* Aim of the task:
Work out how many lines of the listing below include the string "structured", and give that number alone.
----------
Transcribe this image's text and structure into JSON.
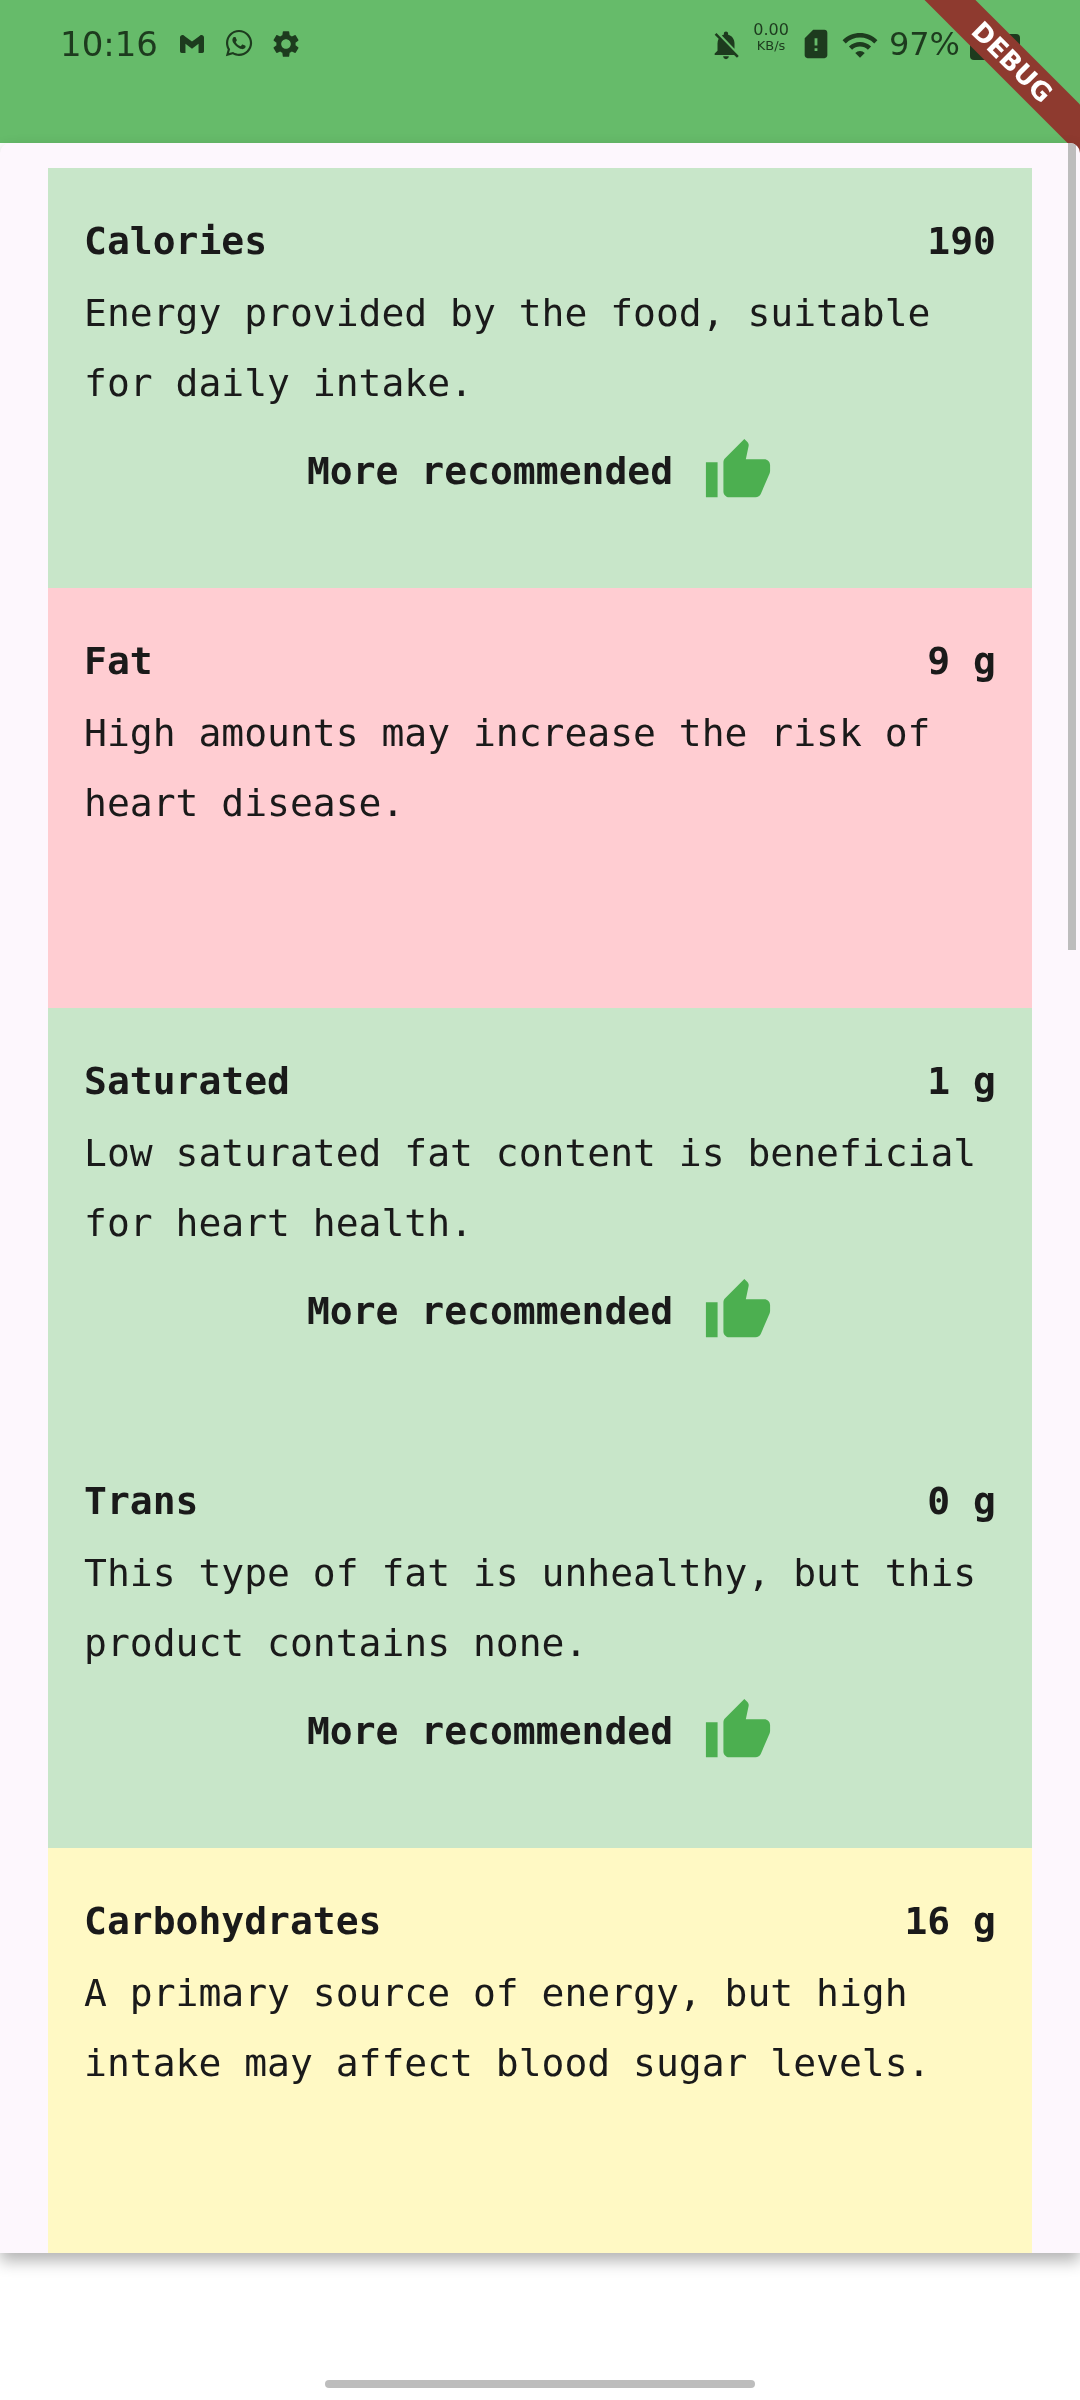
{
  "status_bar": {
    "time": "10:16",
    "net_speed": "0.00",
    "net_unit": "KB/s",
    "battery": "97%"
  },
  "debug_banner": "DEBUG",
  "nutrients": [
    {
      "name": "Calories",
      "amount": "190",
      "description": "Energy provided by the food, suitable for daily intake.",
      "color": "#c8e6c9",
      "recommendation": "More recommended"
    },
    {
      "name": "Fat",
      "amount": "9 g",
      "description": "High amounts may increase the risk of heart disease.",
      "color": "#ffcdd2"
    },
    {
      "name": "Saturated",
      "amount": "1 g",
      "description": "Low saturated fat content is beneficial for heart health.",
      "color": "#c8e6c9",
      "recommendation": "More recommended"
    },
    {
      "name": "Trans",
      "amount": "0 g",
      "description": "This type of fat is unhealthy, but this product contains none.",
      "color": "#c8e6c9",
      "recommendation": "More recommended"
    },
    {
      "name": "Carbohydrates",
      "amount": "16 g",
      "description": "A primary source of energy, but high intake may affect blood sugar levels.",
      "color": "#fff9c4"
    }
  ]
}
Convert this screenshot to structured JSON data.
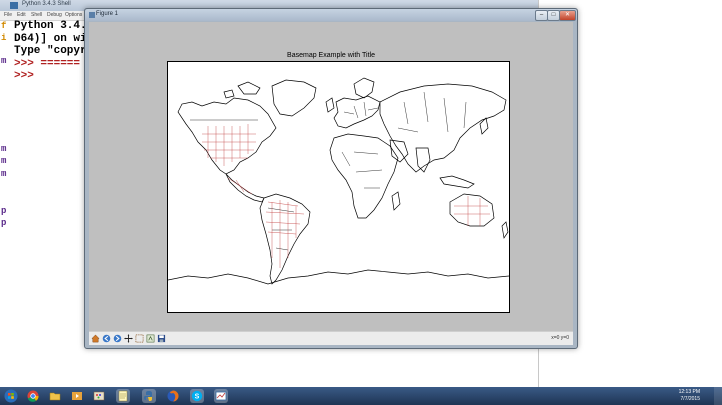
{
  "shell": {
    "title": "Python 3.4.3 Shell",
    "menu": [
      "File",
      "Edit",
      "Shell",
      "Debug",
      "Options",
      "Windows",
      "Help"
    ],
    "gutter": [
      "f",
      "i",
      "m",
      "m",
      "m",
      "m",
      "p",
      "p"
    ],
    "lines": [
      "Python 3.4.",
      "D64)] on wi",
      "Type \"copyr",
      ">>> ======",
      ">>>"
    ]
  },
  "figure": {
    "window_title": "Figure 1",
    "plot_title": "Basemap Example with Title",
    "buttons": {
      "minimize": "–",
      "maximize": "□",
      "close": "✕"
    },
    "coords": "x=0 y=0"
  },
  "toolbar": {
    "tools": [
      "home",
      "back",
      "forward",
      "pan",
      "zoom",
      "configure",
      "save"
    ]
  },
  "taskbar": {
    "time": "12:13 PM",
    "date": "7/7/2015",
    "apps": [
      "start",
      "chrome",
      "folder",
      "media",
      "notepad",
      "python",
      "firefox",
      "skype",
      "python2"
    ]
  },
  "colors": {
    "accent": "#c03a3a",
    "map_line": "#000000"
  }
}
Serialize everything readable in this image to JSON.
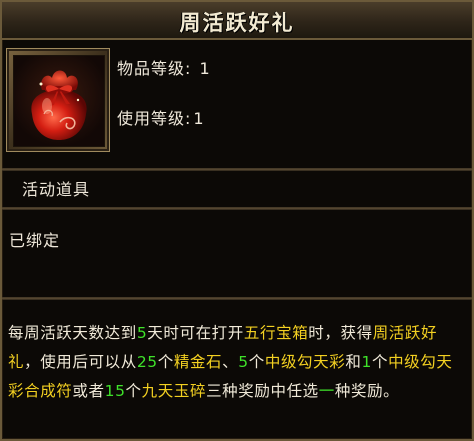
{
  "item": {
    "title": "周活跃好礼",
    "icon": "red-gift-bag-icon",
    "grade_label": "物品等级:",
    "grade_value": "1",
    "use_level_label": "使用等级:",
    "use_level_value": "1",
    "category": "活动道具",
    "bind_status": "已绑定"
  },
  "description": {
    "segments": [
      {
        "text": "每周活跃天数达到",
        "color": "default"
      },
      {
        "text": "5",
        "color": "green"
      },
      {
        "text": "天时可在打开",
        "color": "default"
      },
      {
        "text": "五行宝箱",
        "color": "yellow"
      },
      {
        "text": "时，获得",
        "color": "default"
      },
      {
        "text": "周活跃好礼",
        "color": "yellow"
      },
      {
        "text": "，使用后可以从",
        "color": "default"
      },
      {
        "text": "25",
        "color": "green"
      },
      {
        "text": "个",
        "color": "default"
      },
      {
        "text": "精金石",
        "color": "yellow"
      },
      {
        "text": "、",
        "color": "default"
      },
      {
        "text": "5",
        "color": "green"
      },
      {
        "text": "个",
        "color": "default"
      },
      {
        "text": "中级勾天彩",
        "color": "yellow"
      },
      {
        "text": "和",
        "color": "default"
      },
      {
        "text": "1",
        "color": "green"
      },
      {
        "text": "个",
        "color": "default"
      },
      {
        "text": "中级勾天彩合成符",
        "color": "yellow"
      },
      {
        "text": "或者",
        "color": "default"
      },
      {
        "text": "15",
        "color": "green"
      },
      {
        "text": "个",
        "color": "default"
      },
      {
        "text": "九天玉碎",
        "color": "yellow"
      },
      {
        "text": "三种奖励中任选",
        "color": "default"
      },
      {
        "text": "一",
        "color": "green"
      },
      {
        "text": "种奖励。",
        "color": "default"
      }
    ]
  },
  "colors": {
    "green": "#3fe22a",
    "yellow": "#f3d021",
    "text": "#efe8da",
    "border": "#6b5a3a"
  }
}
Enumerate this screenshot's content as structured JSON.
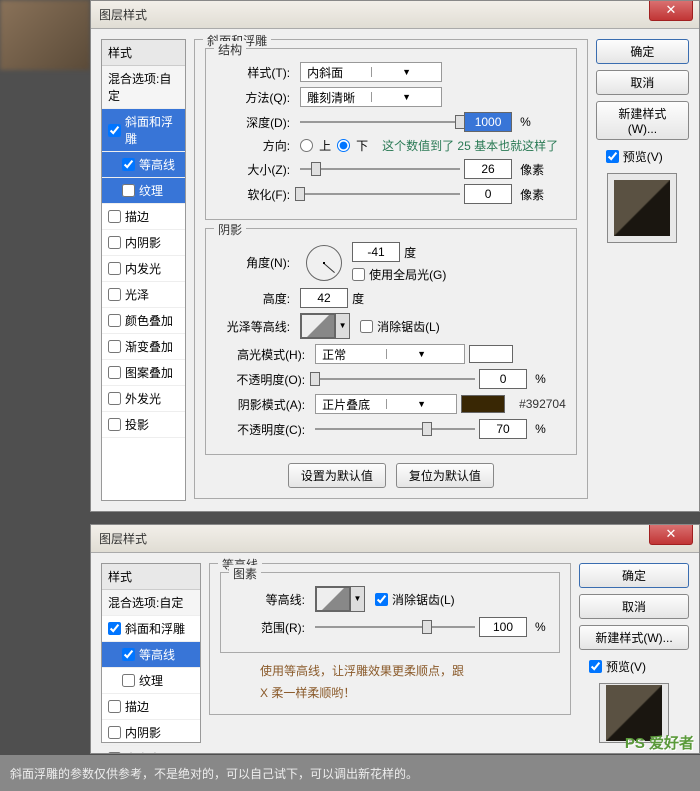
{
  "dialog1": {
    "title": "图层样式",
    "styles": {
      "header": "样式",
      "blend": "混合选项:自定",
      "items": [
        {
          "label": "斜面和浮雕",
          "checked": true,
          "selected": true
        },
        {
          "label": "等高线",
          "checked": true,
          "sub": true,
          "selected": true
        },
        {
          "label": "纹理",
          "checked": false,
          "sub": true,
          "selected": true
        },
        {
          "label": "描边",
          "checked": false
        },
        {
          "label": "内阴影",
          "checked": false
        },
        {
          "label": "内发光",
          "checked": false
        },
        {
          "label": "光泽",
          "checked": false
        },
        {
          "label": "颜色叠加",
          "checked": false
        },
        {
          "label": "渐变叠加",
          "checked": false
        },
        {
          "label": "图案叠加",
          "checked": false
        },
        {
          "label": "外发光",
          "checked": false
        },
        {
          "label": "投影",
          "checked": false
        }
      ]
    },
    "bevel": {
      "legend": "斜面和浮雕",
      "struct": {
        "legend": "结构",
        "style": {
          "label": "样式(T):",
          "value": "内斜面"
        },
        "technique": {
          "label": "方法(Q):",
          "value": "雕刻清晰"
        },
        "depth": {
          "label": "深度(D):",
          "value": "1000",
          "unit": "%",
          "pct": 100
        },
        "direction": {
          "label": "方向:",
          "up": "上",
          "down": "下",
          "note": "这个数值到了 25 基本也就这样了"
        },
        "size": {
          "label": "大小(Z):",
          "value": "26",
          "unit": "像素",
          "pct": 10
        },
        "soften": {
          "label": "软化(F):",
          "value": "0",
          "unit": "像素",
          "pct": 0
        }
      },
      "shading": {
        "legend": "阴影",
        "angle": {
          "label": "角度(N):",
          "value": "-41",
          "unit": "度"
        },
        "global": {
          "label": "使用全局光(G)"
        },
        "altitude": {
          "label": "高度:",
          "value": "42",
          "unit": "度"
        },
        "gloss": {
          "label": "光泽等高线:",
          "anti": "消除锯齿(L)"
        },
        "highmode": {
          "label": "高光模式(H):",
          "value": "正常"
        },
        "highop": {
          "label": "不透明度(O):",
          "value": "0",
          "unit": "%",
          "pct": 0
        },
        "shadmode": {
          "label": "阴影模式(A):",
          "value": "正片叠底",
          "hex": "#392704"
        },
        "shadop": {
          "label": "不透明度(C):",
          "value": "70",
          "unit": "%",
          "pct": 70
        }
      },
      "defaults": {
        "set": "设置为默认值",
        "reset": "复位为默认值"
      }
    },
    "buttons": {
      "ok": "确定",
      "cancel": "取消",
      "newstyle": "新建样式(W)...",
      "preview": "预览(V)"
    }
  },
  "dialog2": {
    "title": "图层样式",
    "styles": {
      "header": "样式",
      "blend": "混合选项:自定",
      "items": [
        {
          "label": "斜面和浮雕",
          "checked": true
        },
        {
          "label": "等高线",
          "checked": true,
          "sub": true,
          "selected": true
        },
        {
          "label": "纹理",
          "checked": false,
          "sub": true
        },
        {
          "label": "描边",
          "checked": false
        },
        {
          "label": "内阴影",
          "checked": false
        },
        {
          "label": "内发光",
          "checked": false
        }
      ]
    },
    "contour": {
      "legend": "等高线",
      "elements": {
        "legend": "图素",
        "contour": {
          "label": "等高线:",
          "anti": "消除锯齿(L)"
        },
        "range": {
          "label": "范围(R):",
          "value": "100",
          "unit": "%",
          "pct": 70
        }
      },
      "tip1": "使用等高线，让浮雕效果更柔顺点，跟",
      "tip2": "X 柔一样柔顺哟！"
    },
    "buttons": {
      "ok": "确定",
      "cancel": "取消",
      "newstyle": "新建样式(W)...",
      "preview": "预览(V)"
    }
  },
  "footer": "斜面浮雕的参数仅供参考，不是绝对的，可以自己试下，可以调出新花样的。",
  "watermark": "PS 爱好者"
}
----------
* Problem solution:
2